> **Task**
Below is a block of records: output all of them exactly and leave out the pictures.
----
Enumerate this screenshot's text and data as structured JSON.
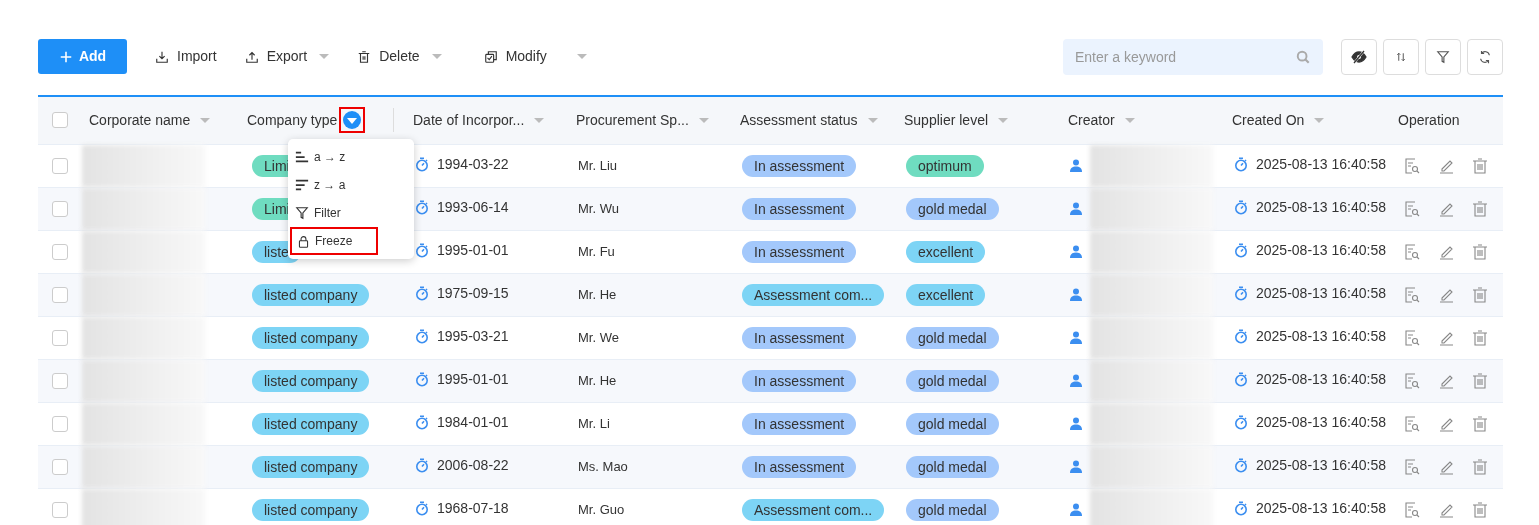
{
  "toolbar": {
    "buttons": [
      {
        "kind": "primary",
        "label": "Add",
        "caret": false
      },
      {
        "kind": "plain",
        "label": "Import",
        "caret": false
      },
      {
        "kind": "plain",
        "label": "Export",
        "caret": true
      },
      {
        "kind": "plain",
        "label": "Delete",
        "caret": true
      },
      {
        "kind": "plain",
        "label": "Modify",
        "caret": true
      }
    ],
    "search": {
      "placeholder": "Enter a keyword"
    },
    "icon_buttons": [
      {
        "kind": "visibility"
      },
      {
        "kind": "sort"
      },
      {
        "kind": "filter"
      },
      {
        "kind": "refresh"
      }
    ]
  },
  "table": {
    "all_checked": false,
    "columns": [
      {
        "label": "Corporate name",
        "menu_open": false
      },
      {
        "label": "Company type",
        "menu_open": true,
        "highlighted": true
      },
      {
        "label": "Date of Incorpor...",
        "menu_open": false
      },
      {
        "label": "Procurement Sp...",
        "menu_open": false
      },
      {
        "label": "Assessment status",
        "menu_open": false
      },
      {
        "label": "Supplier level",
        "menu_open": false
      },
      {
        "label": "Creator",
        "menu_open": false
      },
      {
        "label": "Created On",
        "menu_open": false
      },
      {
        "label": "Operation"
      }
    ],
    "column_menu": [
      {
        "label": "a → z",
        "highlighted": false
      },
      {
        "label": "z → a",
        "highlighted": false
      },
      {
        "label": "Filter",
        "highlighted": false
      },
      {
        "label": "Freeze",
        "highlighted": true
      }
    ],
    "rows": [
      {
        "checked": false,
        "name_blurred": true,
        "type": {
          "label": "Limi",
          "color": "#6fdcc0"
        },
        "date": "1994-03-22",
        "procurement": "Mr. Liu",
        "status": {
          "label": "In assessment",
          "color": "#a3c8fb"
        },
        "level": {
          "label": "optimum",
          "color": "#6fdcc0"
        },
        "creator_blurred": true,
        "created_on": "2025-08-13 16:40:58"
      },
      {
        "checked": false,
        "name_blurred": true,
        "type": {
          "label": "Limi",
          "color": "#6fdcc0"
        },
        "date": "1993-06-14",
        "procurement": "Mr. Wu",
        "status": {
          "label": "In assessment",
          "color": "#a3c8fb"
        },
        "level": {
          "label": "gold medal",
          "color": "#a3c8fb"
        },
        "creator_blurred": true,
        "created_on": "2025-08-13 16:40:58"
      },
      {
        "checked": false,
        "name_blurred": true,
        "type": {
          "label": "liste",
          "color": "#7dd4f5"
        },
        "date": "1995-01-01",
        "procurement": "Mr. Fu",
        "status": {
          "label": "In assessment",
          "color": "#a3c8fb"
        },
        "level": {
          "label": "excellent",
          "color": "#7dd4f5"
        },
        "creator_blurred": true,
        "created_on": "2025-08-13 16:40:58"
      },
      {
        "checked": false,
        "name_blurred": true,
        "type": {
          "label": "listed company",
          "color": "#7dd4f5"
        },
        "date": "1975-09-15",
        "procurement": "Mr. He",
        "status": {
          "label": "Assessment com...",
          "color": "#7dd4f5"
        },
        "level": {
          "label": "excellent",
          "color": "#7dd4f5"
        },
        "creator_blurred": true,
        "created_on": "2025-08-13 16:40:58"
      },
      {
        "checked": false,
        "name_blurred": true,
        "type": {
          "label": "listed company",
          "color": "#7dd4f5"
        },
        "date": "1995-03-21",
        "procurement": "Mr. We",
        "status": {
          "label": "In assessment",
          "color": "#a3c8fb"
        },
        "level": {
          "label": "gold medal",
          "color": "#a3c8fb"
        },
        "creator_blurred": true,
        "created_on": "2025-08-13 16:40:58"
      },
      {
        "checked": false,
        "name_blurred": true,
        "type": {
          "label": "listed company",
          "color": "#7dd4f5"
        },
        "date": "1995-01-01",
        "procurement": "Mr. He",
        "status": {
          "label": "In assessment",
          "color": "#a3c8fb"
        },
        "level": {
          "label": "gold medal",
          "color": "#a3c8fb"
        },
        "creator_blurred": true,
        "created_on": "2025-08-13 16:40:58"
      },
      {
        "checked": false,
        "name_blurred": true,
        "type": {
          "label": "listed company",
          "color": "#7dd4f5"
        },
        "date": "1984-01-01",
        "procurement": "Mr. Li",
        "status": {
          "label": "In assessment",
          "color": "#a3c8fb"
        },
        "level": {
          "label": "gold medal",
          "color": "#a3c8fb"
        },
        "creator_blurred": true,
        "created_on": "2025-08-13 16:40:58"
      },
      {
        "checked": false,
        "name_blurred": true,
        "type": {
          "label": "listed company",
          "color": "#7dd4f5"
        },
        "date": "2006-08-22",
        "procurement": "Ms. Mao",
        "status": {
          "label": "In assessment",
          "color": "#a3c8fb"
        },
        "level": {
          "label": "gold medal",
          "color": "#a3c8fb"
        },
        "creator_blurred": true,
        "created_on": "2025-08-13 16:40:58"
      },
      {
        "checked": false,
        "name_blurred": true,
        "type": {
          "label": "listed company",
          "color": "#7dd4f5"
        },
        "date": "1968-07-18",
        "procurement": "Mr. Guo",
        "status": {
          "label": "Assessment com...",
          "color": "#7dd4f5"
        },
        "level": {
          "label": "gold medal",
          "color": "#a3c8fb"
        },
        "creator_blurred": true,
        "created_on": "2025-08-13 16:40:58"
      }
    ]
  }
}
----
> **Written solution**
Enumerate this screenshot's text and data as structured JSON.
{
  "toolbar": {
    "buttons": [
      {
        "kind": "primary",
        "label": "Add",
        "caret": false
      },
      {
        "kind": "plain",
        "label": "Import",
        "caret": false
      },
      {
        "kind": "plain",
        "label": "Export",
        "caret": true
      },
      {
        "kind": "plain",
        "label": "Delete",
        "caret": true
      },
      {
        "kind": "plain",
        "label": "Modify",
        "caret": true
      }
    ],
    "search": {
      "placeholder": "Enter a keyword"
    },
    "icon_buttons": [
      {
        "kind": "visibility"
      },
      {
        "kind": "sort"
      },
      {
        "kind": "filter"
      },
      {
        "kind": "refresh"
      }
    ]
  },
  "table": {
    "all_checked": false,
    "columns": [
      {
        "label": "Corporate name",
        "menu_open": false
      },
      {
        "label": "Company type",
        "menu_open": true,
        "highlighted": true
      },
      {
        "label": "Date of Incorpor...",
        "menu_open": false
      },
      {
        "label": "Procurement Sp...",
        "menu_open": false
      },
      {
        "label": "Assessment status",
        "menu_open": false
      },
      {
        "label": "Supplier level",
        "menu_open": false
      },
      {
        "label": "Creator",
        "menu_open": false
      },
      {
        "label": "Created On",
        "menu_open": false
      },
      {
        "label": "Operation"
      }
    ],
    "column_menu": [
      {
        "label": "a → z",
        "highlighted": false
      },
      {
        "label": "z → a",
        "highlighted": false
      },
      {
        "label": "Filter",
        "highlighted": false
      },
      {
        "label": "Freeze",
        "highlighted": true
      }
    ],
    "rows": [
      {
        "checked": false,
        "name_blurred": true,
        "type": {
          "label": "Limi",
          "color": "#6fdcc0"
        },
        "date": "1994-03-22",
        "procurement": "Mr. Liu",
        "status": {
          "label": "In assessment",
          "color": "#a3c8fb"
        },
        "level": {
          "label": "optimum",
          "color": "#6fdcc0"
        },
        "creator_blurred": true,
        "created_on": "2025-08-13 16:40:58"
      },
      {
        "checked": false,
        "name_blurred": true,
        "type": {
          "label": "Limi",
          "color": "#6fdcc0"
        },
        "date": "1993-06-14",
        "procurement": "Mr. Wu",
        "status": {
          "label": "In assessment",
          "color": "#a3c8fb"
        },
        "level": {
          "label": "gold medal",
          "color": "#a3c8fb"
        },
        "creator_blurred": true,
        "created_on": "2025-08-13 16:40:58"
      },
      {
        "checked": false,
        "name_blurred": true,
        "type": {
          "label": "liste",
          "color": "#7dd4f5"
        },
        "date": "1995-01-01",
        "procurement": "Mr. Fu",
        "status": {
          "label": "In assessment",
          "color": "#a3c8fb"
        },
        "level": {
          "label": "excellent",
          "color": "#7dd4f5"
        },
        "creator_blurred": true,
        "created_on": "2025-08-13 16:40:58"
      },
      {
        "checked": false,
        "name_blurred": true,
        "type": {
          "label": "listed company",
          "color": "#7dd4f5"
        },
        "date": "1975-09-15",
        "procurement": "Mr. He",
        "status": {
          "label": "Assessment com...",
          "color": "#7dd4f5"
        },
        "level": {
          "label": "excellent",
          "color": "#7dd4f5"
        },
        "creator_blurred": true,
        "created_on": "2025-08-13 16:40:58"
      },
      {
        "checked": false,
        "name_blurred": true,
        "type": {
          "label": "listed company",
          "color": "#7dd4f5"
        },
        "date": "1995-03-21",
        "procurement": "Mr. We",
        "status": {
          "label": "In assessment",
          "color": "#a3c8fb"
        },
        "level": {
          "label": "gold medal",
          "color": "#a3c8fb"
        },
        "creator_blurred": true,
        "created_on": "2025-08-13 16:40:58"
      },
      {
        "checked": false,
        "name_blurred": true,
        "type": {
          "label": "listed company",
          "color": "#7dd4f5"
        },
        "date": "1995-01-01",
        "procurement": "Mr. He",
        "status": {
          "label": "In assessment",
          "color": "#a3c8fb"
        },
        "level": {
          "label": "gold medal",
          "color": "#a3c8fb"
        },
        "creator_blurred": true,
        "created_on": "2025-08-13 16:40:58"
      },
      {
        "checked": false,
        "name_blurred": true,
        "type": {
          "label": "listed company",
          "color": "#7dd4f5"
        },
        "date": "1984-01-01",
        "procurement": "Mr. Li",
        "status": {
          "label": "In assessment",
          "color": "#a3c8fb"
        },
        "level": {
          "label": "gold medal",
          "color": "#a3c8fb"
        },
        "creator_blurred": true,
        "created_on": "2025-08-13 16:40:58"
      },
      {
        "checked": false,
        "name_blurred": true,
        "type": {
          "label": "listed company",
          "color": "#7dd4f5"
        },
        "date": "2006-08-22",
        "procurement": "Ms. Mao",
        "status": {
          "label": "In assessment",
          "color": "#a3c8fb"
        },
        "level": {
          "label": "gold medal",
          "color": "#a3c8fb"
        },
        "creator_blurred": true,
        "created_on": "2025-08-13 16:40:58"
      },
      {
        "checked": false,
        "name_blurred": true,
        "type": {
          "label": "listed company",
          "color": "#7dd4f5"
        },
        "date": "1968-07-18",
        "procurement": "Mr. Guo",
        "status": {
          "label": "Assessment com...",
          "color": "#7dd4f5"
        },
        "level": {
          "label": "gold medal",
          "color": "#a3c8fb"
        },
        "creator_blurred": true,
        "created_on": "2025-08-13 16:40:58"
      }
    ]
  }
}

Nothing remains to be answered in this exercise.